Thus, it is of utmost importance to consider the complex impact of climate change and renewable energy development on coastal areas in order to enhance coastal resilience, a subject of growing interest among researchers, developers, and decision-makers. In this context, a relatively novel concept has emerged which holds the potential for maximizing the benefits of ocean renewable energy usage in coastal areas. Introduced in 2013, the concept of "antifragility" describes systems that not only withstand stress and uncertainty, but actually thrive and benefit from them8. This concept can be applied to technology, allowing systems to become more adaptable and better equipped to handle unpredictable and volatile situations, ultimately enabling them to turn such challenges to their advantage.
It is noteworthy to highlight that the concepts of "antifragile" and "resilient" have distinct meanings. Resilience refers to the capacity of an entity to withstand and recover from a disruption or shock, and to return to its original state. A resilient entity can endure stress and maintain its function, but it does not necessarily gain any benefits from the stressor, nor does it become stronger from it. In contrast, antifragility describes a property of some systems or entities that actually benefit from stressors or shocks, resulting in increased strength and robustness. An antifragile system does not simply return to its original state, but rather improves and adapts in response to stressors. Thus, while resilience refers to the ability to withstand stress, antifragility refers to the ability to improve due to it.

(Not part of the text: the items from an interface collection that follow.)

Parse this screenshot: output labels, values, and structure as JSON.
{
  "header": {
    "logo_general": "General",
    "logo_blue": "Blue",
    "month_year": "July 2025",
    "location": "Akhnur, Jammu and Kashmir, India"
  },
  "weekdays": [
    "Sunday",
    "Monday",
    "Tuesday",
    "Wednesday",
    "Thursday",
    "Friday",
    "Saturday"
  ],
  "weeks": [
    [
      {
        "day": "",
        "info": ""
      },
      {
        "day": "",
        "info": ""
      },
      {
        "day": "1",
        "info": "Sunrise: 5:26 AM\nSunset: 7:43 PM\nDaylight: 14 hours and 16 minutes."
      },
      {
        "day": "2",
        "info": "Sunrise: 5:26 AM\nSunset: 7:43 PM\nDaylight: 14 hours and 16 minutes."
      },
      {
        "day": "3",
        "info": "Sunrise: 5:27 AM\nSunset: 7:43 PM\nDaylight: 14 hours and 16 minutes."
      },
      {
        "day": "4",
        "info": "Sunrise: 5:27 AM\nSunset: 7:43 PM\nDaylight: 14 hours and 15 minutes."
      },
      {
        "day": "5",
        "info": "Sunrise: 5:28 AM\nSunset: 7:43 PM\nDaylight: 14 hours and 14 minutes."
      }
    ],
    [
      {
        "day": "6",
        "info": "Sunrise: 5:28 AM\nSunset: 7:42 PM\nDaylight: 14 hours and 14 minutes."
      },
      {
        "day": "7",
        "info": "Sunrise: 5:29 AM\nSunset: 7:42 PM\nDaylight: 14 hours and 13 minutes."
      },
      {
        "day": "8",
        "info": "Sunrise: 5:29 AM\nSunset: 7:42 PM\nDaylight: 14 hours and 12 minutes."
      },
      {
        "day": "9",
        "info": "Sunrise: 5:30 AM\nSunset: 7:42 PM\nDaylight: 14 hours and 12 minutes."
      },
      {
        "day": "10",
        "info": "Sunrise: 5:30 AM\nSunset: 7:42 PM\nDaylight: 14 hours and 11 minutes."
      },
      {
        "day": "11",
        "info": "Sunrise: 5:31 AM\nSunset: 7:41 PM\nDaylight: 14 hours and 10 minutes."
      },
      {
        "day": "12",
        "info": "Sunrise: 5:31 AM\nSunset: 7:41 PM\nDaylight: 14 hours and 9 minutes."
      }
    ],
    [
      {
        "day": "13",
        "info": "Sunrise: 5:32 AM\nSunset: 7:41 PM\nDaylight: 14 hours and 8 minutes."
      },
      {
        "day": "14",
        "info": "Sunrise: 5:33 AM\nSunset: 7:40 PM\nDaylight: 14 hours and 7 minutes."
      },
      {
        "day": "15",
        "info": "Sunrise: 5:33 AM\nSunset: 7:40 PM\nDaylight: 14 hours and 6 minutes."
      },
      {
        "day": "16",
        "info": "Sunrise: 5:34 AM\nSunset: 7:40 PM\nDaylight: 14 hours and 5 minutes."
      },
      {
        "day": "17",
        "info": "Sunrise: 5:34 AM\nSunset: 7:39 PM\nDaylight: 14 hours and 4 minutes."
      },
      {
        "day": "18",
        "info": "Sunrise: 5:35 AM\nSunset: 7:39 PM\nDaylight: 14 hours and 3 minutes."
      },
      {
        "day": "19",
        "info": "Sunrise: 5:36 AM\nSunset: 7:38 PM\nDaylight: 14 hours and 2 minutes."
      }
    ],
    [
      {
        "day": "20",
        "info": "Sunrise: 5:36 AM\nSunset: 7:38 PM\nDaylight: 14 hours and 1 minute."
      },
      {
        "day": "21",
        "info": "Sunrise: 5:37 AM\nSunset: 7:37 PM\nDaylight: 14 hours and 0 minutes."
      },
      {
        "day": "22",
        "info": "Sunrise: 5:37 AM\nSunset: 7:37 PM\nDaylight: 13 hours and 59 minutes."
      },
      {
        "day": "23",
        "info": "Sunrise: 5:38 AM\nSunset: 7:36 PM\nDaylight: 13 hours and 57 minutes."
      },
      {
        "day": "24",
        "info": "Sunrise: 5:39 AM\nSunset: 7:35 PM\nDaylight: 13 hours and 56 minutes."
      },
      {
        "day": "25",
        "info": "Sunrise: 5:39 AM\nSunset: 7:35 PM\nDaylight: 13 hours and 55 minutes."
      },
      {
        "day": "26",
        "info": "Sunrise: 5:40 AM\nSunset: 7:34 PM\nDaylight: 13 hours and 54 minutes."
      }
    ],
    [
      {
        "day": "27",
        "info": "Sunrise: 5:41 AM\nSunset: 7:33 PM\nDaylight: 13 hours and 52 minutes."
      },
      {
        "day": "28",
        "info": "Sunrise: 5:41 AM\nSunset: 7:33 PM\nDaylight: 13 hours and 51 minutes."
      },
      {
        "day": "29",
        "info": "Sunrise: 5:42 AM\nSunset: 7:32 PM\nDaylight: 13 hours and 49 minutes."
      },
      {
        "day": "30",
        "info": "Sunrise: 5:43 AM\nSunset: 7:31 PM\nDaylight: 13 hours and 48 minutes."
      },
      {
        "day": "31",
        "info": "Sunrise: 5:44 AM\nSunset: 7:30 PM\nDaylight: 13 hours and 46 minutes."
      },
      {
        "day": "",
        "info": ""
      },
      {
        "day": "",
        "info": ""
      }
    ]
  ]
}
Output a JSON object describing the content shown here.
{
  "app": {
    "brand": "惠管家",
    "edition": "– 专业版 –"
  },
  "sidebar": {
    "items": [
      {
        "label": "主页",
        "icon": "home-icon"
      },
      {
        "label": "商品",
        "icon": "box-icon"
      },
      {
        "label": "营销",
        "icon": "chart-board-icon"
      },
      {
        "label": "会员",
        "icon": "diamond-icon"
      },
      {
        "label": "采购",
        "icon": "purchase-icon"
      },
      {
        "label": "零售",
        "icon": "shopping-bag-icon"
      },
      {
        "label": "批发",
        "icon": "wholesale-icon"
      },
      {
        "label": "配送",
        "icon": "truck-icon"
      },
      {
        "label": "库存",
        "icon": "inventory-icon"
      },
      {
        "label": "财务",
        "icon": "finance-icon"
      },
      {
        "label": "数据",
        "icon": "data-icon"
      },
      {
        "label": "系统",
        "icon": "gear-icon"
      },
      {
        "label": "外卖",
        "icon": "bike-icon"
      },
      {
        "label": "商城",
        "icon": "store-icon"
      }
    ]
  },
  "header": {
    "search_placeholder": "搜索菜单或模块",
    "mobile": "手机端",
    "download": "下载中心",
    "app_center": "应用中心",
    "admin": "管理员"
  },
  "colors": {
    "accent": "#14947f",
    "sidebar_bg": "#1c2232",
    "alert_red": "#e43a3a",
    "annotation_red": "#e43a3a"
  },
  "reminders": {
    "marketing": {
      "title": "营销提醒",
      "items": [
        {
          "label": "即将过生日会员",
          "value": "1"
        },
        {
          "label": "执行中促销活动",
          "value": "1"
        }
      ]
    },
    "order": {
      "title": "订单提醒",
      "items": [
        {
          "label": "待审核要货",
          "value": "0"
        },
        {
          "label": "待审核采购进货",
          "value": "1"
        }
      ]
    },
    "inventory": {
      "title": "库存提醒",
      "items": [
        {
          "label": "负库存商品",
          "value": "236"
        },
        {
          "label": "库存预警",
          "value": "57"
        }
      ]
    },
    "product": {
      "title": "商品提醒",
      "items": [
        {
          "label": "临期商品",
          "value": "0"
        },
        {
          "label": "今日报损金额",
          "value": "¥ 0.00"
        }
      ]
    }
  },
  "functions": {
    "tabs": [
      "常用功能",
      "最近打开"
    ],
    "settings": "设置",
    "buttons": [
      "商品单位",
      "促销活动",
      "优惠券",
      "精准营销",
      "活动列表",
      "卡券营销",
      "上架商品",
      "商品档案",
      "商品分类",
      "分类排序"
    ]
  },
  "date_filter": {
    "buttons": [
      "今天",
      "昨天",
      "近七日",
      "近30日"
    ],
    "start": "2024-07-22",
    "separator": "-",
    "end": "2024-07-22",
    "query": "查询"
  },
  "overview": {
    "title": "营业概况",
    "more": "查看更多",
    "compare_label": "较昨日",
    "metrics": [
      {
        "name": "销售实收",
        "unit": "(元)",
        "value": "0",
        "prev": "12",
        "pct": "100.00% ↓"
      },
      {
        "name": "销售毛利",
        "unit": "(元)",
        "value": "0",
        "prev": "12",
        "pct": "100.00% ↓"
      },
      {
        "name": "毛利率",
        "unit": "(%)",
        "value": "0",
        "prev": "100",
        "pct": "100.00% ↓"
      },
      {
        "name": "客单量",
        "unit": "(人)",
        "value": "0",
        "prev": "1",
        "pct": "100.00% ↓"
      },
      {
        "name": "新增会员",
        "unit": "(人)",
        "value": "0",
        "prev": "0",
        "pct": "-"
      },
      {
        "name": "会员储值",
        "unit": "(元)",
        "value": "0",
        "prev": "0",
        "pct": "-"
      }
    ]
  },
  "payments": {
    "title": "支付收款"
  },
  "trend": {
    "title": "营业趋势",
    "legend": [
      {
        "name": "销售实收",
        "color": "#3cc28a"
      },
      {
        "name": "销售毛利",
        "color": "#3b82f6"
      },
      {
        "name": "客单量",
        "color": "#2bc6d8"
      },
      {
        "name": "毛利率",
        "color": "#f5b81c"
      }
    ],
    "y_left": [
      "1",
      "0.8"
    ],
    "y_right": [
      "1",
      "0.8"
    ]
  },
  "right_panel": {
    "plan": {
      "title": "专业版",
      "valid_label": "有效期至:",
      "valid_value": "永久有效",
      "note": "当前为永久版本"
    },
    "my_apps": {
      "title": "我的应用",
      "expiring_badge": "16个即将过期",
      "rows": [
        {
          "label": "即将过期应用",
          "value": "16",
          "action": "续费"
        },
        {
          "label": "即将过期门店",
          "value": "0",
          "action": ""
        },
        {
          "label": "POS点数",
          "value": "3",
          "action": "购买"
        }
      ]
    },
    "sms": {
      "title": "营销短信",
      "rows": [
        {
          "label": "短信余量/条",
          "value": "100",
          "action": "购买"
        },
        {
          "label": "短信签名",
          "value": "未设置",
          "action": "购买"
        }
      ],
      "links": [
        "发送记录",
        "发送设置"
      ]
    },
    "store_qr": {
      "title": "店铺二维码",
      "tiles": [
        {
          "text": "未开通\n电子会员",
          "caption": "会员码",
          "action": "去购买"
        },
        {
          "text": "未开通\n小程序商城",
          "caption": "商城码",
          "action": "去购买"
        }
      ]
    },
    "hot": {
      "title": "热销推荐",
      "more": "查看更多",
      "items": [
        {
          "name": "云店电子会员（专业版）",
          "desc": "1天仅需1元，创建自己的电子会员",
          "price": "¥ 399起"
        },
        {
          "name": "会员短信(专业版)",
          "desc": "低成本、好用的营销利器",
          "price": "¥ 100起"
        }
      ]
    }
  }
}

Given the uncertainties inherent in ocean climate simulation and climate change prediction, addressing the complex and combined impact of climate change and ORE development on coastal areas requires the next generation of interdisciplinary research. Such research may offer novel designs for existing technologies and protection schemes and/or renewed strategies for coastal zone management that allow coastal areas to benefit from the inevitable impacts of climate change.
- Penalba, M., Ulazia, A., Saénz, J. & Ringwood, J. V. Impact of long-term resource variations on wave energy Farms: The Icelandic case. Energy 192, 116609 (2020).
- Silva, A. P. et al. Climate-induced variability in South Atlantic wave direction over the past three millennia. Sci Rep 10, 18553 (2020).
- Kamranzad, B. & Takara, K. A climate-dependent sustainability index for wave energy resources in Northeast Asia. Energy 209, (2020).
- Kamranzad, B., Amarouche, K. & Akpinar, A. Linking the long-term variability in global wave energy to swell climate and redefining suitable coasts for energy exploitation. Sci Rep 12, 14692 (2022).
- Li, J., Pan, S., Chen, Y., Yao, Y. & Xu, C. Assessment of combined wind and wave energy in the tropical cyclone affected region:An application in China seas. Energy 260, 125020 (2022).
- Rodriguez-Delgado, C., Bergillos, R. J. & Iglesias, G. Dual wave farms for energy production and coastal protection under sea level rise. J Clean Prod 222, 364–372 (2019).
- Mangor, K. Shoreline management guidelines. (Horsholm, 2004).
- Taleb, N. N. Antifragile: Things that Gain from Disorder. (Penguin Books, 2013).